A framework for ad hoc mobile technology-enhanced learning in a higher education context
Although the use of mobile technology features prominently in all walks of life, learning and teaching supported by its ad hoc use in higher education contexts is an under-researched topic. Moreover, elements constituting best practices for quality improvement and aimed at informing decision-making stakeholders, are spread across disparate frameworks, reported in literature. The study aimed to meet the following objectives: • O1: To identify the elements that inform strategic decisions for ad hoc mobile technology-enhanced learning. • O2: To inform the structure of the framework, defined by its constituent components. These objectives were associated with two main research questions, addressed via five secondary research questions that guided the exploration of elements associated with the ad hoc use of mobile technology-enhanced learning in a specific higher education environment. The study consequently proposed a consolidated and synthesised set of theoretically based and empirically determined elements, leading to a framework of interrelated guidelines. A moderate constructionist approach adapted from Järvensivu and Törnroos (2010) underpins the dual-purpose research design. At first, a systematic literature review explored existing frameworks applicable to e-learning, m-learning, technology-enhanced learning and blended-learning modalities. The review was subsequently expanded to include additional sources that addressed diverse aspects of mobile technology-enhanced learning.

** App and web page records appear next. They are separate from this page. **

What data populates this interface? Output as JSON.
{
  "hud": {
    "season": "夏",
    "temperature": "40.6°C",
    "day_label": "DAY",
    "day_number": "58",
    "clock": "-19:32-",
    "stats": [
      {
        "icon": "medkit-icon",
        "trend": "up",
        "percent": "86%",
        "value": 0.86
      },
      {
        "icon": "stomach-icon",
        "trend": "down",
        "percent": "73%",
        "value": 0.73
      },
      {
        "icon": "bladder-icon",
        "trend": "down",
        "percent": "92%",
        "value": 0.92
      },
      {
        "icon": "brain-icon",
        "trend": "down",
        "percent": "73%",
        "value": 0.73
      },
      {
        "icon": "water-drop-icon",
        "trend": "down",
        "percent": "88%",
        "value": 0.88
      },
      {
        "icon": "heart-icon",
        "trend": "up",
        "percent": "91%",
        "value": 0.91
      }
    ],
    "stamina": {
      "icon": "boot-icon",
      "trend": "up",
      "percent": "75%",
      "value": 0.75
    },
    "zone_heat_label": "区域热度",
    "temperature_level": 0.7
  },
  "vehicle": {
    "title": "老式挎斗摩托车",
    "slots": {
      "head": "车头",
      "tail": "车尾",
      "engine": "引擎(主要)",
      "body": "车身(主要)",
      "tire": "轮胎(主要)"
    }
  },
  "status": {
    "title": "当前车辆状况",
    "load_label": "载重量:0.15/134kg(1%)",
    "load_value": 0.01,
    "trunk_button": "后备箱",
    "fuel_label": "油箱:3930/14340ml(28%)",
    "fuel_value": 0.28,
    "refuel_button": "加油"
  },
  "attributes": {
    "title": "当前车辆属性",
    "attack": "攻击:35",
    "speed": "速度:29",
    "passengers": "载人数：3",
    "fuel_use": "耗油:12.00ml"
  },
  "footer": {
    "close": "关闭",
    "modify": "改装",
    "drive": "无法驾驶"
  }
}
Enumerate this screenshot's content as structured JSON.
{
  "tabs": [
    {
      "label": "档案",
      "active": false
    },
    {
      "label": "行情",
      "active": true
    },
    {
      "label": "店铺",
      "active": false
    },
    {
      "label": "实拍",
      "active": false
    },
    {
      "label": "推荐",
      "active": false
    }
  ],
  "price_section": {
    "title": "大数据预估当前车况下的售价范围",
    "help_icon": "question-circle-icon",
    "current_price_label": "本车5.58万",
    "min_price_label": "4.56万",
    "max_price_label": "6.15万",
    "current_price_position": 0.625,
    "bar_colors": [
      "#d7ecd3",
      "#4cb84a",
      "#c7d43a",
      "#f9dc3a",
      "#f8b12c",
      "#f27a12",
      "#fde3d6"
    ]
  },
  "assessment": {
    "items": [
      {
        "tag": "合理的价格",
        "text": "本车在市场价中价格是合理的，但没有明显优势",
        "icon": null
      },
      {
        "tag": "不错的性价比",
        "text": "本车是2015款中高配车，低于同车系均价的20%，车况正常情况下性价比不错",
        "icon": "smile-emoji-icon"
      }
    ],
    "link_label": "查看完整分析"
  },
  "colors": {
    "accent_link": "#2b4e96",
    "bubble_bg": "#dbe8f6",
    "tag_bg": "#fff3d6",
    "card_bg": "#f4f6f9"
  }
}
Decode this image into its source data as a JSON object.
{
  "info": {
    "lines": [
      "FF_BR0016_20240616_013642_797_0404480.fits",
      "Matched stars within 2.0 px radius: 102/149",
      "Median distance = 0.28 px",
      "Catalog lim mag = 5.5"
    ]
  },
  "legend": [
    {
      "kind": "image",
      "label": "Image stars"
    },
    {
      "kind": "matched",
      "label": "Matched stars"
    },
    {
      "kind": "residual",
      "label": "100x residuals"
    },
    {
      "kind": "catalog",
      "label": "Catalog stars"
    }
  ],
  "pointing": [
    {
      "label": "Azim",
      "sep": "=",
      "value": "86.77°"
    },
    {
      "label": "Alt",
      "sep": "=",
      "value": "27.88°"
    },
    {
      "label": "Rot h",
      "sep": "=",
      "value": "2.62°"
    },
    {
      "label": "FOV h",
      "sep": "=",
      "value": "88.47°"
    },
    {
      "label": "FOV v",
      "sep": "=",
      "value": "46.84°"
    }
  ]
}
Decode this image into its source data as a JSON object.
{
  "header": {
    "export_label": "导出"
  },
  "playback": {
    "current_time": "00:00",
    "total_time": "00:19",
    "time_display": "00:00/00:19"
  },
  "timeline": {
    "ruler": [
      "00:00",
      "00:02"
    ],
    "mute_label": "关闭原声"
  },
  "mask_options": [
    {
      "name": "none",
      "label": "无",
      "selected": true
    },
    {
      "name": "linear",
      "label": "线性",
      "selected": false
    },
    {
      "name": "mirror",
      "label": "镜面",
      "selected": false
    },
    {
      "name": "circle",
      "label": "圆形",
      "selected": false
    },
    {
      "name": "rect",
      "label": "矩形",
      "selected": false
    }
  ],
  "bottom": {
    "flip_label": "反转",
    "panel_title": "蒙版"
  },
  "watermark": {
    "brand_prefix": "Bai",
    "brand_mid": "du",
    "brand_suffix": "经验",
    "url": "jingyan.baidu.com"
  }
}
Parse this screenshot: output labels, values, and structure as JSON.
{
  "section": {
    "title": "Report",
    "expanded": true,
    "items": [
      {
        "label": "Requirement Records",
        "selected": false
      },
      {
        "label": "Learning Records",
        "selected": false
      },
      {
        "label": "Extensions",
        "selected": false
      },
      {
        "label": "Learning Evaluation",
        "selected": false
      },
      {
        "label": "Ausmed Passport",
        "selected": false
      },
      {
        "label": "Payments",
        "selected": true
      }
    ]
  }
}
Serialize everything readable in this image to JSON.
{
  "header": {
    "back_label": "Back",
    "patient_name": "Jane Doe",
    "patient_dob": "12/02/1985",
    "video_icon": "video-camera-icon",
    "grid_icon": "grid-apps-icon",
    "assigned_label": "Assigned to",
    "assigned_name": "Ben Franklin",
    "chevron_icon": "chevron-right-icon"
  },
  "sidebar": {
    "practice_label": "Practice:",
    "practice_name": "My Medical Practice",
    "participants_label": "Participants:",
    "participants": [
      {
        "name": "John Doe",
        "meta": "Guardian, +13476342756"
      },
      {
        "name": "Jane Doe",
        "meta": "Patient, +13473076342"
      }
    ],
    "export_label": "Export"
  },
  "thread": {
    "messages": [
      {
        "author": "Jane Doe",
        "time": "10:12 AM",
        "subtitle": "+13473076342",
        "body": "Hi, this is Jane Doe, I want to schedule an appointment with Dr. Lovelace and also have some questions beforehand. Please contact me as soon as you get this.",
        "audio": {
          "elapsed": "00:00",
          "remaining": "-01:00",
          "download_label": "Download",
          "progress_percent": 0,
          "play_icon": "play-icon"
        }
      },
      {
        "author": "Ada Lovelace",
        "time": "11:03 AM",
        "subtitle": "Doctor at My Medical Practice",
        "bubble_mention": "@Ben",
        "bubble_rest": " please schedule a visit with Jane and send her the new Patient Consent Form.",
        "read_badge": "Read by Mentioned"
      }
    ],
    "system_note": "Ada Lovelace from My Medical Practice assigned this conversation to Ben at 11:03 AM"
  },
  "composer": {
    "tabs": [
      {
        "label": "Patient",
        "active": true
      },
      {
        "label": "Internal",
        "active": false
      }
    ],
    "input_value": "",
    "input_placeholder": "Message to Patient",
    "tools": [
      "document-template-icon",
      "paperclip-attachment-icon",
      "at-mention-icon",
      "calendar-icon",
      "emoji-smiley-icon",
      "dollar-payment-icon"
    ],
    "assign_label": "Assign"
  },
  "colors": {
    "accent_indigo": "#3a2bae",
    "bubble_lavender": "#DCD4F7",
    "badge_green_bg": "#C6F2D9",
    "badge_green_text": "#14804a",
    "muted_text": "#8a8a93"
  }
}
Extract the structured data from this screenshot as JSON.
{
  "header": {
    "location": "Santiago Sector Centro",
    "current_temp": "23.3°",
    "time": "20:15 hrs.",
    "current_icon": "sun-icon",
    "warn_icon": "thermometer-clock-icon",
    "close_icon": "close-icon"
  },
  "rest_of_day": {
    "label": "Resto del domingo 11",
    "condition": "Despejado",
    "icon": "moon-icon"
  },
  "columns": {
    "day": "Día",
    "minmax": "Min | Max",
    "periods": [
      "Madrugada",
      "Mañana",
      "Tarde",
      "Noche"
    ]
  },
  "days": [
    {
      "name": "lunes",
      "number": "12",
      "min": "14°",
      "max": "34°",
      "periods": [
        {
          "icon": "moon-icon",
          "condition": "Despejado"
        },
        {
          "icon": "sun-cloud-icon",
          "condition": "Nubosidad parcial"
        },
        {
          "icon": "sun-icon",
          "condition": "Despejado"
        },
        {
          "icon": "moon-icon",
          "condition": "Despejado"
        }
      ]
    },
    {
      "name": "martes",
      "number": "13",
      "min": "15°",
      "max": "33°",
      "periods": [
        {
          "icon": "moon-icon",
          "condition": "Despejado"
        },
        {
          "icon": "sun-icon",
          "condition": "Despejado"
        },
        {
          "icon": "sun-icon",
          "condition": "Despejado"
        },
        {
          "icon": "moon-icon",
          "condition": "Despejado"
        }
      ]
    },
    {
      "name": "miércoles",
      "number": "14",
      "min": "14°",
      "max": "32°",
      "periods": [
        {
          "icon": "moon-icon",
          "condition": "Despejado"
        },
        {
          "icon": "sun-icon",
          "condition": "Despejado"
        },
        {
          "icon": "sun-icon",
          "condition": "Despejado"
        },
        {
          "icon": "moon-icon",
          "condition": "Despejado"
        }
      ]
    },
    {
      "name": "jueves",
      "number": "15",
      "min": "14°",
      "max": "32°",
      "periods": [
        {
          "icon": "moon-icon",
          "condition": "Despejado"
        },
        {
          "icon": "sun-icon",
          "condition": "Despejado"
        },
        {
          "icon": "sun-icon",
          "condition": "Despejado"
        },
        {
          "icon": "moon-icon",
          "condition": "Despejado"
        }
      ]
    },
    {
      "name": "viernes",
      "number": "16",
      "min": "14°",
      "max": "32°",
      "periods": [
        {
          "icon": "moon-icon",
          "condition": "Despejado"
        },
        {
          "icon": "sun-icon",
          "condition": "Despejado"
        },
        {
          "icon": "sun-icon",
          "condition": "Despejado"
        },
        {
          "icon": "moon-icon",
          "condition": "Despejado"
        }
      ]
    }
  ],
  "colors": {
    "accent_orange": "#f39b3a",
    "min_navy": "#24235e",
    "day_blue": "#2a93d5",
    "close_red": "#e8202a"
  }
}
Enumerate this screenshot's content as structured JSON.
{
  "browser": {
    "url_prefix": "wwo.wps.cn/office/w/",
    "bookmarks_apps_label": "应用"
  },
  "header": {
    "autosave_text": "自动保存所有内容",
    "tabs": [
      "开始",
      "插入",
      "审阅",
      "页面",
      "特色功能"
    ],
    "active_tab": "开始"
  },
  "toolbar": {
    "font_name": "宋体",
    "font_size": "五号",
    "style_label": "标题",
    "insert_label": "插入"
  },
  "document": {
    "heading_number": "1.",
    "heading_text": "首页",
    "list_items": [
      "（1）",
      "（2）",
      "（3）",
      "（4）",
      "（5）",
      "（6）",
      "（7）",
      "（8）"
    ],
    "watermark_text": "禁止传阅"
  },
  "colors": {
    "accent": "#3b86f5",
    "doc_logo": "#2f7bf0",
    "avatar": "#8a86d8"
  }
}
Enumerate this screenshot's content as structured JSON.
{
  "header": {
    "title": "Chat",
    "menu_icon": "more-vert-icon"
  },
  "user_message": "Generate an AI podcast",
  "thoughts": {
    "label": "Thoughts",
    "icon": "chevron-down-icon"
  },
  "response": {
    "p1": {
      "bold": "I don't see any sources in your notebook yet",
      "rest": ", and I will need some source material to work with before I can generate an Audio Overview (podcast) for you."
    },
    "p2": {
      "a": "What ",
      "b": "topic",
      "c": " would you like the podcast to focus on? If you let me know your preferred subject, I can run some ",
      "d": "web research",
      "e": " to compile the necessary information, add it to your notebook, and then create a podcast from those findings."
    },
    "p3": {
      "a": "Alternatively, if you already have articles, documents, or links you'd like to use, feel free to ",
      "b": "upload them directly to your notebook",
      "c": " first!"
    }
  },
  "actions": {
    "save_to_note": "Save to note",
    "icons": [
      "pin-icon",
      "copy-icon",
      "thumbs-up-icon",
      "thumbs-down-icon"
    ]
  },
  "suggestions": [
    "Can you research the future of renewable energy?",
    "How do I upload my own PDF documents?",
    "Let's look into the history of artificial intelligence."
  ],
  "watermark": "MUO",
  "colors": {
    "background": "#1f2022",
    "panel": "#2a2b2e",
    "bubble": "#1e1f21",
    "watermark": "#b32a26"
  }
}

I undertook an extensive qualitative data analysis of the 55 articles resulting from the systematic literature review. Analysis techniques incorporated open, axial and selective coding, memoing, thematic analysis and the construction of network maps using ATLAS.ti V8.0, a CAQDAS tool. Outcomes of the analysis established an initial set of theoretically grounded elements, comprising a hierarchy of 11 constructs, five categories, 16 sub-categories and 60 items. Network maps demonstrated the interlinking of elements for each of the five categories titled: A. Enablement, B. Environment, C. Interactivity, D. Dynamics and E. Mobility. A final network map consolidated these individual maps, presenting the foundations for a framework for the ad hoc use of mobile technology-enhanced learning in higher education contexts. The theoretically based elements established foundations for the empirical portion of the study – a single exploratory case study defined by an architectural technology domain. The case study supported the inclusion of multiple perspectives and complex, natural contexts where mobile technology usage by stakeholders was the focus of the study. Empirical data was collected during six studies from purposively selected faculty respondents. Qualitative data analysis of collected data yielded additional empirically determined elements namely: eight constructs, eight sub-categories and 35 items. These empirically determined elements augmented findings of the systematic literature review. Additional categories did not emerge; however support for theoretically based elements was demonstrated via network maps.